▶ What you should do
The copy you produce must repeat each record exactly and contain no pictures.

BEGIN

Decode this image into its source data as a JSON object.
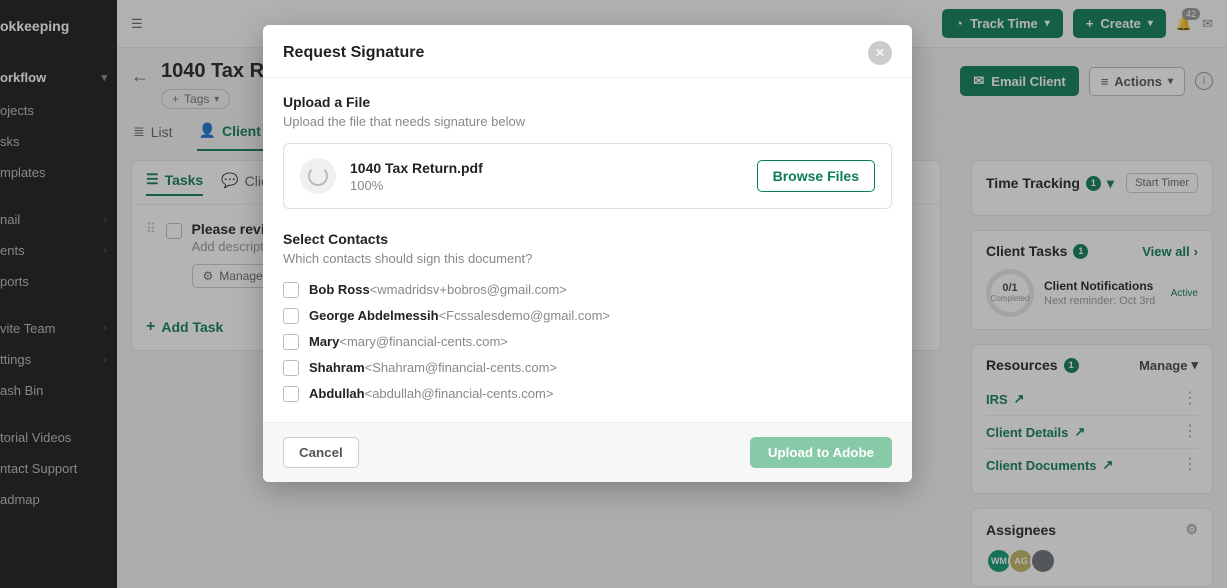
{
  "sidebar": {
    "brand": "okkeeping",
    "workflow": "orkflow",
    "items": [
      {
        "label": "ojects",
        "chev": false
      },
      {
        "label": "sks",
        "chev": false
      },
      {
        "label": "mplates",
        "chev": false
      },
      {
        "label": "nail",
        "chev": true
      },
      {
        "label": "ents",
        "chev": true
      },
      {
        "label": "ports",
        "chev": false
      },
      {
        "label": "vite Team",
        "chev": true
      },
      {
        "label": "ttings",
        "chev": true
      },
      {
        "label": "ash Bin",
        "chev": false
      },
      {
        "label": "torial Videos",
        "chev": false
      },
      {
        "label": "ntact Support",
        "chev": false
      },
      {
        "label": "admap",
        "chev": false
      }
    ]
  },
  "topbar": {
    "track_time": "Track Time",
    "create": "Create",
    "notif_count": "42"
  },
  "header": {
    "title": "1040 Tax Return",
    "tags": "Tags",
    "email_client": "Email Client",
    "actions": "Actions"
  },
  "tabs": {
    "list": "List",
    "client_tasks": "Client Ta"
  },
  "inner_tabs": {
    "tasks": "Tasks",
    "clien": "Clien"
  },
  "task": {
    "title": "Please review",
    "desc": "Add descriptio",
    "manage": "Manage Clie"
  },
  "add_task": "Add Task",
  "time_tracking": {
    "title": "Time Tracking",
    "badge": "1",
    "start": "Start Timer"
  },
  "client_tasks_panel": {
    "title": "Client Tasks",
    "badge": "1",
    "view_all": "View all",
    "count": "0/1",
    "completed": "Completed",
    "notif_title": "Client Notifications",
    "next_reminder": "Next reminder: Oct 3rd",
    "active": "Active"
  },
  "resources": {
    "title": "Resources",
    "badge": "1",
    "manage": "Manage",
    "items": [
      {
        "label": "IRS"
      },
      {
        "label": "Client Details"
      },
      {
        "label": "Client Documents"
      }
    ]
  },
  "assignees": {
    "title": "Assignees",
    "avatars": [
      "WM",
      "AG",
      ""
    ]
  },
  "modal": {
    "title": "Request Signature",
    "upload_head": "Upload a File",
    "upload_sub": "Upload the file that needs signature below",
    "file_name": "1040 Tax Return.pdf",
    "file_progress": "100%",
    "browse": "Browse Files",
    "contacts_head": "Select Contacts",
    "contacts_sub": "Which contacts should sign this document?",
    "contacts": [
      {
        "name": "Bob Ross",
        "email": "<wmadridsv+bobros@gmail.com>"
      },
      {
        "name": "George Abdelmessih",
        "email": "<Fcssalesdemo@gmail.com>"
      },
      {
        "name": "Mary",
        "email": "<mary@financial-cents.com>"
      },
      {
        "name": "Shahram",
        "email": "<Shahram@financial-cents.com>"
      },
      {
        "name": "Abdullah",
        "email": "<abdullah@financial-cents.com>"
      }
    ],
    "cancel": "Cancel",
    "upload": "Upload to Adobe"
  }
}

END

▶ Answer box
Decode this image into its source data as a JSON object.
{
  "sidebar": {
    "brand": "okkeeping",
    "workflow": "orkflow",
    "items": [
      {
        "label": "ojects",
        "chev": false
      },
      {
        "label": "sks",
        "chev": false
      },
      {
        "label": "mplates",
        "chev": false
      },
      {
        "label": "nail",
        "chev": true
      },
      {
        "label": "ents",
        "chev": true
      },
      {
        "label": "ports",
        "chev": false
      },
      {
        "label": "vite Team",
        "chev": true
      },
      {
        "label": "ttings",
        "chev": true
      },
      {
        "label": "ash Bin",
        "chev": false
      },
      {
        "label": "torial Videos",
        "chev": false
      },
      {
        "label": "ntact Support",
        "chev": false
      },
      {
        "label": "admap",
        "chev": false
      }
    ]
  },
  "topbar": {
    "track_time": "Track Time",
    "create": "Create",
    "notif_count": "42"
  },
  "header": {
    "title": "1040 Tax Return",
    "tags": "Tags",
    "email_client": "Email Client",
    "actions": "Actions"
  },
  "tabs": {
    "list": "List",
    "client_tasks": "Client Ta"
  },
  "inner_tabs": {
    "tasks": "Tasks",
    "clien": "Clien"
  },
  "task": {
    "title": "Please review",
    "desc": "Add descriptio",
    "manage": "Manage Clie"
  },
  "add_task": "Add Task",
  "time_tracking": {
    "title": "Time Tracking",
    "badge": "1",
    "start": "Start Timer"
  },
  "client_tasks_panel": {
    "title": "Client Tasks",
    "badge": "1",
    "view_all": "View all",
    "count": "0/1",
    "completed": "Completed",
    "notif_title": "Client Notifications",
    "next_reminder": "Next reminder: Oct 3rd",
    "active": "Active"
  },
  "resources": {
    "title": "Resources",
    "badge": "1",
    "manage": "Manage",
    "items": [
      {
        "label": "IRS"
      },
      {
        "label": "Client Details"
      },
      {
        "label": "Client Documents"
      }
    ]
  },
  "assignees": {
    "title": "Assignees",
    "avatars": [
      "WM",
      "AG",
      ""
    ]
  },
  "modal": {
    "title": "Request Signature",
    "upload_head": "Upload a File",
    "upload_sub": "Upload the file that needs signature below",
    "file_name": "1040 Tax Return.pdf",
    "file_progress": "100%",
    "browse": "Browse Files",
    "contacts_head": "Select Contacts",
    "contacts_sub": "Which contacts should sign this document?",
    "contacts": [
      {
        "name": "Bob Ross",
        "email": "<wmadridsv+bobros@gmail.com>"
      },
      {
        "name": "George Abdelmessih",
        "email": "<Fcssalesdemo@gmail.com>"
      },
      {
        "name": "Mary",
        "email": "<mary@financial-cents.com>"
      },
      {
        "name": "Shahram",
        "email": "<Shahram@financial-cents.com>"
      },
      {
        "name": "Abdullah",
        "email": "<abdullah@financial-cents.com>"
      }
    ],
    "cancel": "Cancel",
    "upload": "Upload to Adobe"
  }
}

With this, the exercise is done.